GOAL OF THE EXERCISE:
The records, repeated exactly and in full, are the expected answer.

EXCERPTED DATA:
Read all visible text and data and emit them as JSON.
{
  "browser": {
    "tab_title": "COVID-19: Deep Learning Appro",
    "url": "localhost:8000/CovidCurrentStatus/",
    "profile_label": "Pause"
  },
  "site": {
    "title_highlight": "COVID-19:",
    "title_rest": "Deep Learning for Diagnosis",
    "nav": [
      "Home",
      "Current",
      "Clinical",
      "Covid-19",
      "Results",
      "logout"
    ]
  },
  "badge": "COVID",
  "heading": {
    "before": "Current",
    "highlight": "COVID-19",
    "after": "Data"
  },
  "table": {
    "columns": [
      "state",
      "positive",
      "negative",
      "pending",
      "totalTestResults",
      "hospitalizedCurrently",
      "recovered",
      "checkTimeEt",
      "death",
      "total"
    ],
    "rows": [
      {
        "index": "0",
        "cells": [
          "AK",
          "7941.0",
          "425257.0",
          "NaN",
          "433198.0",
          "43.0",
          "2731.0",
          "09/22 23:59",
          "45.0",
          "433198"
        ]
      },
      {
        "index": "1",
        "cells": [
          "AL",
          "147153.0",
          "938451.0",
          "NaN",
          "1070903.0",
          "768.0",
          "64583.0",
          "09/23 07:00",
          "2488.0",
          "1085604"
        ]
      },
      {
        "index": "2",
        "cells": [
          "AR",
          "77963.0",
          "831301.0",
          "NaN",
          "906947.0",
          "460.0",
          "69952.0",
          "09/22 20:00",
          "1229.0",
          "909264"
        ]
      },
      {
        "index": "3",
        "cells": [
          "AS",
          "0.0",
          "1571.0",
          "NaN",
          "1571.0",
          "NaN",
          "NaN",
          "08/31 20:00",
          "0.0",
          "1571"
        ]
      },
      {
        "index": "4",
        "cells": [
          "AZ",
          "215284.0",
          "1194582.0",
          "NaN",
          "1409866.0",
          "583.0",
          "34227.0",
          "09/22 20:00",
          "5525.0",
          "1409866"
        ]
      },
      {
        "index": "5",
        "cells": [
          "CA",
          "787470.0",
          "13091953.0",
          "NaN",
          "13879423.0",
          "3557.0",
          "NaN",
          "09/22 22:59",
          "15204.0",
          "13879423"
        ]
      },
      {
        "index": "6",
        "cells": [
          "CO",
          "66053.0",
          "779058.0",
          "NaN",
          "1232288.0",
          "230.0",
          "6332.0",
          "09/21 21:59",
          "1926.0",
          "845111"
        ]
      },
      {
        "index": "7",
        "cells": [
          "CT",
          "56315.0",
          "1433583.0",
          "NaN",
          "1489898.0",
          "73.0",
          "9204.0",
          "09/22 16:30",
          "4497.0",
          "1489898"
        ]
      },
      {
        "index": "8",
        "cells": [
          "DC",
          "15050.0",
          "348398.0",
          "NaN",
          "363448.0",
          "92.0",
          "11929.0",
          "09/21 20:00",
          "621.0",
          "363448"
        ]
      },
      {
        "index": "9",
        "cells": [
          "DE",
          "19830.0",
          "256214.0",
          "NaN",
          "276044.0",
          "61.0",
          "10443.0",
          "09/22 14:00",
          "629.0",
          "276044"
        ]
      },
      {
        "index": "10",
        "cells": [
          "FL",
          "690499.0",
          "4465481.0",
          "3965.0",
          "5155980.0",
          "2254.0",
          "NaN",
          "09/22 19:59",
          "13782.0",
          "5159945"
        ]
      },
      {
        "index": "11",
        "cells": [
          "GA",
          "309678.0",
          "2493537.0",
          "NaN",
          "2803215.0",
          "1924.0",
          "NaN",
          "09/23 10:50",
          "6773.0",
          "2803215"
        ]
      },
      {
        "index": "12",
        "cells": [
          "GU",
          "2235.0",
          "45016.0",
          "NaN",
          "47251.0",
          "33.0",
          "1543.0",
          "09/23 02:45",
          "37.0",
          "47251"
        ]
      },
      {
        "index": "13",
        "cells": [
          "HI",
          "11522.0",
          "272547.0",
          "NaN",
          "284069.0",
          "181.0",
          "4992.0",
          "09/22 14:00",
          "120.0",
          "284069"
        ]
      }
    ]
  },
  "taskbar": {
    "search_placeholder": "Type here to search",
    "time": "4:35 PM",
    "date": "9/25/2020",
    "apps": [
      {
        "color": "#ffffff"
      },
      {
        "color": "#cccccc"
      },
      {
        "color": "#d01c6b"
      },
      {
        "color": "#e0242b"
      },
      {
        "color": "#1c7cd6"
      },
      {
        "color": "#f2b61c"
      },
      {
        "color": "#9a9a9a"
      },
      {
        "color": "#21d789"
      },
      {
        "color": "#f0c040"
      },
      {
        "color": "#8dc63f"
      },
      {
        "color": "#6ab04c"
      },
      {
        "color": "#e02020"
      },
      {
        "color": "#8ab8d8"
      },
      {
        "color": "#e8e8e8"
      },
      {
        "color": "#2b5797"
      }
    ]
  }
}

ANSWER:
Read all visible text and data and emit them as JSON.
{
  "browser": {
    "tab_title": "COVID-19: Deep Learning Appro",
    "url": "localhost:8000/CovidCurrentStatus/",
    "profile_label": "Pause"
  },
  "site": {
    "title_highlight": "COVID-19:",
    "title_rest": "Deep Learning for Diagnosis",
    "nav": [
      "Home",
      "Current",
      "Clinical",
      "Covid-19",
      "Results",
      "logout"
    ]
  },
  "badge": "COVID",
  "heading": {
    "before": "Current",
    "highlight": "COVID-19",
    "after": "Data"
  },
  "table": {
    "columns": [
      "state",
      "positive",
      "negative",
      "pending",
      "totalTestResults",
      "hospitalizedCurrently",
      "recovered",
      "checkTimeEt",
      "death",
      "total"
    ],
    "rows": [
      {
        "index": "0",
        "cells": [
          "AK",
          "7941.0",
          "425257.0",
          "NaN",
          "433198.0",
          "43.0",
          "2731.0",
          "09/22 23:59",
          "45.0",
          "433198"
        ]
      },
      {
        "index": "1",
        "cells": [
          "AL",
          "147153.0",
          "938451.0",
          "NaN",
          "1070903.0",
          "768.0",
          "64583.0",
          "09/23 07:00",
          "2488.0",
          "1085604"
        ]
      },
      {
        "index": "2",
        "cells": [
          "AR",
          "77963.0",
          "831301.0",
          "NaN",
          "906947.0",
          "460.0",
          "69952.0",
          "09/22 20:00",
          "1229.0",
          "909264"
        ]
      },
      {
        "index": "3",
        "cells": [
          "AS",
          "0.0",
          "1571.0",
          "NaN",
          "1571.0",
          "NaN",
          "NaN",
          "08/31 20:00",
          "0.0",
          "1571"
        ]
      },
      {
        "index": "4",
        "cells": [
          "AZ",
          "215284.0",
          "1194582.0",
          "NaN",
          "1409866.0",
          "583.0",
          "34227.0",
          "09/22 20:00",
          "5525.0",
          "1409866"
        ]
      },
      {
        "index": "5",
        "cells": [
          "CA",
          "787470.0",
          "13091953.0",
          "NaN",
          "13879423.0",
          "3557.0",
          "NaN",
          "09/22 22:59",
          "15204.0",
          "13879423"
        ]
      },
      {
        "index": "6",
        "cells": [
          "CO",
          "66053.0",
          "779058.0",
          "NaN",
          "1232288.0",
          "230.0",
          "6332.0",
          "09/21 21:59",
          "1926.0",
          "845111"
        ]
      },
      {
        "index": "7",
        "cells": [
          "CT",
          "56315.0",
          "1433583.0",
          "NaN",
          "1489898.0",
          "73.0",
          "9204.0",
          "09/22 16:30",
          "4497.0",
          "1489898"
        ]
      },
      {
        "index": "8",
        "cells": [
          "DC",
          "15050.0",
          "348398.0",
          "NaN",
          "363448.0",
          "92.0",
          "11929.0",
          "09/21 20:00",
          "621.0",
          "363448"
        ]
      },
      {
        "index": "9",
        "cells": [
          "DE",
          "19830.0",
          "256214.0",
          "NaN",
          "276044.0",
          "61.0",
          "10443.0",
          "09/22 14:00",
          "629.0",
          "276044"
        ]
      },
      {
        "index": "10",
        "cells": [
          "FL",
          "690499.0",
          "4465481.0",
          "3965.0",
          "5155980.0",
          "2254.0",
          "NaN",
          "09/22 19:59",
          "13782.0",
          "5159945"
        ]
      },
      {
        "index": "11",
        "cells": [
          "GA",
          "309678.0",
          "2493537.0",
          "NaN",
          "2803215.0",
          "1924.0",
          "NaN",
          "09/23 10:50",
          "6773.0",
          "2803215"
        ]
      },
      {
        "index": "12",
        "cells": [
          "GU",
          "2235.0",
          "45016.0",
          "NaN",
          "47251.0",
          "33.0",
          "1543.0",
          "09/23 02:45",
          "37.0",
          "47251"
        ]
      },
      {
        "index": "13",
        "cells": [
          "HI",
          "11522.0",
          "272547.0",
          "NaN",
          "284069.0",
          "181.0",
          "4992.0",
          "09/22 14:00",
          "120.0",
          "284069"
        ]
      }
    ]
  },
  "taskbar": {
    "search_placeholder": "Type here to search",
    "time": "4:35 PM",
    "date": "9/25/2020",
    "apps": [
      {
        "color": "#ffffff"
      },
      {
        "color": "#cccccc"
      },
      {
        "color": "#d01c6b"
      },
      {
        "color": "#e0242b"
      },
      {
        "color": "#1c7cd6"
      },
      {
        "color": "#f2b61c"
      },
      {
        "color": "#9a9a9a"
      },
      {
        "color": "#21d789"
      },
      {
        "color": "#f0c040"
      },
      {
        "color": "#8dc63f"
      },
      {
        "color": "#6ab04c"
      },
      {
        "color": "#e02020"
      },
      {
        "color": "#8ab8d8"
      },
      {
        "color": "#e8e8e8"
      },
      {
        "color": "#2b5797"
      }
    ]
  }
}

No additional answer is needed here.